Crandell kicks off run for 7th District Council seat
Wednesday, 10 July 2013 11:33

2010 House challenger jumps to GOP

 by Ben Boehl

    The Fourth of July is filled with fireworks at night, but 2010 House of Delegates candidate Todd Crandell set off his own round of fireworks in the morning when he announced at the 79th Annual Dundalk 4th of July parade that he is running for the 7th District Baltimore County Council seat currently held by Councilman John Olszewski Sr.
    “We wanted to announce it at a large community event. I couldn’t think of any place but the parade,” Crandell said.
    Crandell ran for House of Delegates as a Democrat in 2010 and came close to taking a seat in that year’s primary, finishing fourth by only 1,300 votes.     
    This year, Crandell dropped another bombshell, saying he will run as a Republican in 2014.
    He said he was originally a Republican for 18 years, but became a Democrat to run alongside state Senate candidate Jordan Hadfield.
    Hadfield will not be a candidate in 2014, as he no longer lives in Maryland.
    Some Democrats were critical when Crandell and Hadfield endorsed Republican Bob Ehrlich for governor after their Democratic primary loss. Crandell said he does not believe party affiliation matters.
    “I haven’t talked to anyone who cares about [switching] parties,” Crandell said. “No one had brought it up.”
    Olszewski first won the 7th District council seat in 1998 and will be seeking his fifth term next year.
    Olszewski has been under scrutiny since it was reported that he had failed to list his current employer on legally-required disclosure forms; then the story broke that his former employer, D&M Painting & Drywall Inc., was awarded a contract for work on the new Dundalk High-Sollers Point Tech campus.
    In a brief interview after the parade, Olszewski told The Eagle that he will seek reelection.
    As to Crandell’s candidacy, he said “it’s all good,” and stressed that he was prepared to defend his record.
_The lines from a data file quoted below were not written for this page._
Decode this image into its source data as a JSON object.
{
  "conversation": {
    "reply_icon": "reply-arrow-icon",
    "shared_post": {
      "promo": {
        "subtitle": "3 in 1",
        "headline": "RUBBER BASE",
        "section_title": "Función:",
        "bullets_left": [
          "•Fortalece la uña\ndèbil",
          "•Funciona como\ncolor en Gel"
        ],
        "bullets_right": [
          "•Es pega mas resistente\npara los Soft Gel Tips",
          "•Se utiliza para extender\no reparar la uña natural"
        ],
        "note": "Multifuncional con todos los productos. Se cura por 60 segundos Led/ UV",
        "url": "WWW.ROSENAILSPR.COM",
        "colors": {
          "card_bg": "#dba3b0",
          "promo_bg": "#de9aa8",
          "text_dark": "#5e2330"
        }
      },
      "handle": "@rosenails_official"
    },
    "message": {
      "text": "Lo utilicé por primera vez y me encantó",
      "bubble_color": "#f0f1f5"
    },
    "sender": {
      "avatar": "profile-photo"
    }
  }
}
“Every four years, I go back to the people for their vote, and so far, they’ve always re-elected me. It’s their choice, so if someone else wants to run, they should — and the people can make their choice.”
    Olszewski did say that Crandell’s choice to run as a Republican was prudent, given that his endorsement of Ehrlich in 2010 would leave him open to criticism in a Democratic primary race.
    “He would’ve had to explain that,” Olszewski noted. “And for some people, he still might have to.”
    Crandell’s entry into the race as a Republican guarantees that Olszewski will face an opponent in the general election for only the second time and the first since he defeated Ray Krul in 2006.
    One local political insider believes that Crandell can be competitive in a general election because the 7th District has picked up more Republican voters since 2010, and because 2014 should be a favorable year for Republicans running on an anti-tax platform.
    “The race keeps ‘Johnny O’ busy, and that is good for Republicans running for other seats.”
    According to campaign finance reports, Olszewski had over $168,000 in campaign funds before the start of 2013. Crandell acknowledged he will not have the same type of funding, but said this election will not be about money.
    “He definitely has name recognition. I’m not sure if it is working for him,” Crandell added. “This campaign is not about money. I’m not trying to outspend him. My campaign is hard work and grass roots.”
    Crandell, who is known for his strong business background, ran in 2010 on his and Hadfield’s  “Blueprint for Progress,” an ambitious and detailed economic development policy platform.
    He plans to run with a similar focus on economic issues in this campaign.
    “We need jobs. I can’t think of one economic development [Olszewski] has had in this district,” Crandell said.
    In addition to jobs, Crandell was critical of Olszewski for his vote in favor of the “Rain Tax.”
    “It’s a money-grabber. I don’t see how you can charge a stormwater management tax, then give tax credits to land developers,” Crandell noted.     
    Crandell was also critical of Olszewski and the lack of transparency regarding the proposed sale of the North Point Government Center.
    “I just don’t believe we should be putting our public assets for sale for something the community does not want,” Crandell said. “The process was not open.”
    Other names linked to the council race include Republican hopeful Myia Biggs and Baltimore County police officer and Dun-Logan Community Association president Warren Fluck.
    Biggs confirmed she thought about a run for council but decided to stay out of the race to focus on her professional career and to support Crandell.
    “Yes, there is truth to the rumors [that she was considering a run]. However, I have decided to focus on school and work towards my law degree,” Biggs wrote in a statement.
    I support [Crandell] 100 percent and feel that he is what our district needs.”
    Fluck could not be reached for comment.
    Republican Bob Long told The Dundalk Eagle in January that he had looked into the idea of running for County Council but decided to take another shot at the House of Delegates.
    Long said he will now support Crandell.
    “I think he is going to be good for the community,” Long said.